Drive down Wisconsin’s county roads on a crisp fall day and you'll see farmers maneuvering combines across their fields, harvesting bushels upon bushels of corn. Farmers help ensure a bountiful harvest by applying fertilizers that provide crops with vital nutrients.
One such nutrient, nitrogen, makes individual plants stronger and improves crop yields. Until the mid-1900s, farmers turned to animal manure and legumes to provide crops with this essential nutrient, but the adoption of synthetic fertilizers by industrial agriculture in the 1950s changed the game. Though they’ve increased food production worldwide, these fertilizers are often applied in excess of what plants require, leading to surface and groundwater contamination and other environmental issues.
Meanwhile, UW-Madison scientists have been studying nitrogen fixation – the process by which atmospheric nitrogen is converted into a form useable by plants – and looking for alternatives that might help reduce applications of synthetic fertilizers from another angle. In 2018, bacteriology and agronomy professor Jean-Michel Ané and his collaborators identified another potential game-changer for industrial agriculture in the form of a variety of corn from Mexico. The corn uses a viscous and slime-like gel to host bacteria that fix nitrogen on aerial roots, clumps of roots that protrude from the plant’s stalks. Indigenous Oaxacan communities, recognizing that this gel helped their plants thrive in poor soils, have actively grown and selected this corn in their fields for centuries. But for the academic community, it was the first time that they had observed a variety of corn that could acquire a significant amount of nitrogen from the air by partnering with bacteria.
Gel exudes from the aerial roots of a special nitrogen-fixing corn variety growing
at West Madison Agricultural Research Station. Photo: Michael P. King.
Since then, Ané and his team have identified and performed experiments in other plants, like sorghum, that also fix nitrogen in this way. Their preliminary tests suggest that approximately 10% of bacteria in the gels help these varieties of corn and sorghum fix 30% to 80% of their nitrogen; the function of the remaining bacteria remains unknown.
Now UW-Madison scientists want to see if they can harness the bacteria to help cereal crops like corn and sorghum fix nitrogen longer and more efficiently.
Assistant Professor Ophelia Venturelli.
Photo: Robin Davies.
Design, test, learn, repeat
For this project, Ané has teamed up with assistant professor of biochemistry Ophelia Venturelli.

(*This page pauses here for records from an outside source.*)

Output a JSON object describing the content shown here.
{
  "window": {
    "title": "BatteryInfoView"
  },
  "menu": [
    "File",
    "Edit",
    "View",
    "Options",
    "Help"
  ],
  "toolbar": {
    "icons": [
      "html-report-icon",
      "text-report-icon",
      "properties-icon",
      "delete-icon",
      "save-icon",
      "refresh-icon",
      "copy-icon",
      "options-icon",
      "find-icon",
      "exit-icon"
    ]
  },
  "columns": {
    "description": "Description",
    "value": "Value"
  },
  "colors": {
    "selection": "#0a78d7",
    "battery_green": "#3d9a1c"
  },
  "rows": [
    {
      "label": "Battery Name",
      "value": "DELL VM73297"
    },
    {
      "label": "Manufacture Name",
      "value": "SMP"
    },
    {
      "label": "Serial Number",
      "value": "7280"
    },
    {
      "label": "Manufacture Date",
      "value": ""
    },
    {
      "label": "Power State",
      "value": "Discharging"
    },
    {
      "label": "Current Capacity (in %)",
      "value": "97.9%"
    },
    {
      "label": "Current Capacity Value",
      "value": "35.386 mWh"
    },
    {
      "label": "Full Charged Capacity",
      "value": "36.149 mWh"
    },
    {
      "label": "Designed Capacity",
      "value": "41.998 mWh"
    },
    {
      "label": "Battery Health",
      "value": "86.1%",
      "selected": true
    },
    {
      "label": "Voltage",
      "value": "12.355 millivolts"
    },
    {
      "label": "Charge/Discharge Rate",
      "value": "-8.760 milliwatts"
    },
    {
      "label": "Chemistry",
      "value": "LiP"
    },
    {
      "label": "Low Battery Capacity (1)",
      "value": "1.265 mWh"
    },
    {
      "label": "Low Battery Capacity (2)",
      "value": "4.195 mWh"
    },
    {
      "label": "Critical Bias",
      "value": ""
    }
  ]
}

Venturelli models bacteria and other microbial communities on computers and then moves to the lab, where she creates communities in the lab to study how they interact and how those interactions lead to community-level behaviors, such as the production and degradation of compounds that influence plant phenotypes.
“These microbial communities are complex, highly dynamic networks that respond to their environment. They have a collective behavior that’s more than the sum of their parts,” said Venturelli. “We want to understand that systems-level function and also its stability, how the system can maintain this function over time.”
So far, the team has isolated bacteria from the gels of corn and sorghum plants. Ané is studying the basic properties of each bacterium and identifying which ones to use in a representative synthetic community. A postdoctoral researcher in the Venturelli Lab, Claire Palmer, will create and study this representative community in the lab, and improve its ability to fix nitrogen using computational modeling.
The models help the team identify which microbes and microbe-microbe interactions play a critical role in nitrogen fixation.
“There’s such a big space of how many random combinations you can put together, that the model is much more efficient at getting us there,” Venturelli explained. “Models help us rationally design communities and identify properties that we wouldn’t be able to by random sampling alone.”
Using the results of their models, Palmer and Venturelli will introduce different diazotrophs – bacteria that fix atmospheric nitrogen gas into a more usable form – into the community. They’ll observe how the microbes within the community affect the diazotrophs’ growth and nitrogen-fixing behavior and then model these interactions.
Venturelli hopes to have enough experimental data by the end of 2021 to start the modeling process and identify microbes and microbe-microbe interactions that are important to nitrogen-fixation. Microbial blends will be applied to cross-bred plants and to native varieties that rely on gels and aerial roots for nitrogen fixation. If all goes well, farmers may witness another shift in the field of fertilizers – one toward gel-based sources of nitrogen.